Web page and app entries

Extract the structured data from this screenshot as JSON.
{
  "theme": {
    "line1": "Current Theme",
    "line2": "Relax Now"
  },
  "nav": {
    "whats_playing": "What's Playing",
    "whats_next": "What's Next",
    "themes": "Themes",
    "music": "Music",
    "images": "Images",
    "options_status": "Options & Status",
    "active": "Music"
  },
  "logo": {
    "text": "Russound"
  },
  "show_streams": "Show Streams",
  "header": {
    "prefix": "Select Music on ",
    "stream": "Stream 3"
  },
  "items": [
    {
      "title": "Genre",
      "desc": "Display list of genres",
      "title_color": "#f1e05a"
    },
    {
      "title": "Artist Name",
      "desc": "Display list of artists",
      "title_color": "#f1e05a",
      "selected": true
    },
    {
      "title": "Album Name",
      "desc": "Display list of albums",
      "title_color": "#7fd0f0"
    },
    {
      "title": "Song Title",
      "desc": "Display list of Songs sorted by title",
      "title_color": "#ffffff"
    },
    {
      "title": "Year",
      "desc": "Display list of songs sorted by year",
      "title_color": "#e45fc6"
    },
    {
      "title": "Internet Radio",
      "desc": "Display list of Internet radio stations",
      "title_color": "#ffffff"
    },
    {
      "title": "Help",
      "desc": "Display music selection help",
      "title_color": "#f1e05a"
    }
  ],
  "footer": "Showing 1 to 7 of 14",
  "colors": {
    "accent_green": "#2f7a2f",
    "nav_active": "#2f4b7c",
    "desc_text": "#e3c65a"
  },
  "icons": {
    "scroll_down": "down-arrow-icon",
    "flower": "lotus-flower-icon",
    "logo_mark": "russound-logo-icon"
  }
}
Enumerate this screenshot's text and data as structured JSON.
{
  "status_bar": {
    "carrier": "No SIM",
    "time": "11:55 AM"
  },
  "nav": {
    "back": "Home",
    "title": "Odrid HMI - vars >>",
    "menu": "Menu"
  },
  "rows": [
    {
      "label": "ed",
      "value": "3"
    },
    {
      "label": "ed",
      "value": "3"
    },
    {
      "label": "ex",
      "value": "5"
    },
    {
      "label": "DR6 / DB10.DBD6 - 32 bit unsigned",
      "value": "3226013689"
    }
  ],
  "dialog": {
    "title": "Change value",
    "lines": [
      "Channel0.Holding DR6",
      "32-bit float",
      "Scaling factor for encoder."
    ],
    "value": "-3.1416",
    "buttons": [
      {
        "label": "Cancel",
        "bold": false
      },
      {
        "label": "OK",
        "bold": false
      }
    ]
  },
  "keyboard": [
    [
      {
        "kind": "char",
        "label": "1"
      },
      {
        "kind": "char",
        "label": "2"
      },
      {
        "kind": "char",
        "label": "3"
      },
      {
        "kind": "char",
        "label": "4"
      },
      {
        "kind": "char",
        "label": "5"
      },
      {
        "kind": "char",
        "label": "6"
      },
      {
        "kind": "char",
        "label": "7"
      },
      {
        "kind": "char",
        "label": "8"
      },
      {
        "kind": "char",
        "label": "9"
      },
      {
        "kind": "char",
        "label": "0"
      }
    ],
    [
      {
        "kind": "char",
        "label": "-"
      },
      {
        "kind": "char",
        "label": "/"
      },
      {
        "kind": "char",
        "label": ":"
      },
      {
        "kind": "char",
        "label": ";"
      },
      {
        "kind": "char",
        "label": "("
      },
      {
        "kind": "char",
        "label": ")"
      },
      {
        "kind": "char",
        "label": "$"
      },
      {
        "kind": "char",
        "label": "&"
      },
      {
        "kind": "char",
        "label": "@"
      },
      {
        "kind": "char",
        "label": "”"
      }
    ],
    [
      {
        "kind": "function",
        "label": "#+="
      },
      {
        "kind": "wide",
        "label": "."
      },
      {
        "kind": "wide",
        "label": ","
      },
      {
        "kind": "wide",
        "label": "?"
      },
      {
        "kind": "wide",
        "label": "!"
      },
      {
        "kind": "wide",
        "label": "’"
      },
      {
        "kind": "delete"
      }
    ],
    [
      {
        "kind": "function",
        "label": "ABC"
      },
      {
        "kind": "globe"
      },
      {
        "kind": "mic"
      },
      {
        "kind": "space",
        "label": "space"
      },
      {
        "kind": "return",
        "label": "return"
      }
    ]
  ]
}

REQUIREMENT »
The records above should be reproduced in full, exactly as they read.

RESPONSE AREA »
Extract the structured data from this screenshot as JSON.
{
  "theme": {
    "line1": "Current Theme",
    "line2": "Relax Now"
  },
  "nav": {
    "whats_playing": "What's Playing",
    "whats_next": "What's Next",
    "themes": "Themes",
    "music": "Music",
    "images": "Images",
    "options_status": "Options & Status",
    "active": "Music"
  },
  "logo": {
    "text": "Russound"
  },
  "show_streams": "Show Streams",
  "header": {
    "prefix": "Select Music on ",
    "stream": "Stream 3"
  },
  "items": [
    {
      "title": "Genre",
      "desc": "Display list of genres",
      "title_color": "#f1e05a"
    },
    {
      "title": "Artist Name",
      "desc": "Display list of artists",
      "title_color": "#f1e05a",
      "selected": true
    },
    {
      "title": "Album Name",
      "desc": "Display list of albums",
      "title_color": "#7fd0f0"
    },
    {
      "title": "Song Title",
      "desc": "Display list of Songs sorted by title",
      "title_color": "#ffffff"
    },
    {
      "title": "Year",
      "desc": "Display list of songs sorted by year",
      "title_color": "#e45fc6"
    },
    {
      "title": "Internet Radio",
      "desc": "Display list of Internet radio stations",
      "title_color": "#ffffff"
    },
    {
      "title": "Help",
      "desc": "Display music selection help",
      "title_color": "#f1e05a"
    }
  ],
  "footer": "Showing 1 to 7 of 14",
  "colors": {
    "accent_green": "#2f7a2f",
    "nav_active": "#2f4b7c",
    "desc_text": "#e3c65a"
  },
  "icons": {
    "scroll_down": "down-arrow-icon",
    "flower": "lotus-flower-icon",
    "logo_mark": "russound-logo-icon"
  }
}
Enumerate this screenshot's text and data as structured JSON.
{
  "status_bar": {
    "carrier": "No SIM",
    "time": "11:55 AM"
  },
  "nav": {
    "back": "Home",
    "title": "Odrid HMI - vars >>",
    "menu": "Menu"
  },
  "rows": [
    {
      "label": "ed",
      "value": "3"
    },
    {
      "label": "ed",
      "value": "3"
    },
    {
      "label": "ex",
      "value": "5"
    },
    {
      "label": "DR6 / DB10.DBD6 - 32 bit unsigned",
      "value": "3226013689"
    }
  ],
  "dialog": {
    "title": "Change value",
    "lines": [
      "Channel0.Holding DR6",
      "32-bit float",
      "Scaling factor for encoder."
    ],
    "value": "-3.1416",
    "buttons": [
      {
        "label": "Cancel",
        "bold": false
      },
      {
        "label": "OK",
        "bold": false
      }
    ]
  },
  "keyboard": [
    [
      {
        "kind": "char",
        "label": "1"
      },
      {
        "kind": "char",
        "label": "2"
      },
      {
        "kind": "char",
        "label": "3"
      },
      {
        "kind": "char",
        "label": "4"
      },
      {
        "kind": "char",
        "label": "5"
      },
      {
        "kind": "char",
        "label": "6"
      },
      {
        "kind": "char",
        "label": "7"
      },
      {
        "kind": "char",
        "label": "8"
      },
      {
        "kind": "char",
        "label": "9"
      },
      {
        "kind": "char",
        "label": "0"
      }
    ],
    [
      {
        "kind": "char",
        "label": "-"
      },
      {
        "kind": "char",
        "label": "/"
      },
      {
        "kind": "char",
        "label": ":"
      },
      {
        "kind": "char",
        "label": ";"
      },
      {
        "kind": "char",
        "label": "("
      },
      {
        "kind": "char",
        "label": ")"
      },
      {
        "kind": "char",
        "label": "$"
      },
      {
        "kind": "char",
        "label": "&"
      },
      {
        "kind": "char",
        "label": "@"
      },
      {
        "kind": "char",
        "label": "”"
      }
    ],
    [
      {
        "kind": "function",
        "label": "#+="
      },
      {
        "kind": "wide",
        "label": "."
      },
      {
        "kind": "wide",
        "label": ","
      },
      {
        "kind": "wide",
        "label": "?"
      },
      {
        "kind": "wide",
        "label": "!"
      },
      {
        "kind": "wide",
        "label": "’"
      },
      {
        "kind": "delete"
      }
    ],
    [
      {
        "kind": "function",
        "label": "ABC"
      },
      {
        "kind": "globe"
      },
      {
        "kind": "mic"
      },
      {
        "kind": "space",
        "label": "space"
      },
      {
        "kind": "return",
        "label": "return"
      }
    ]
  ]
}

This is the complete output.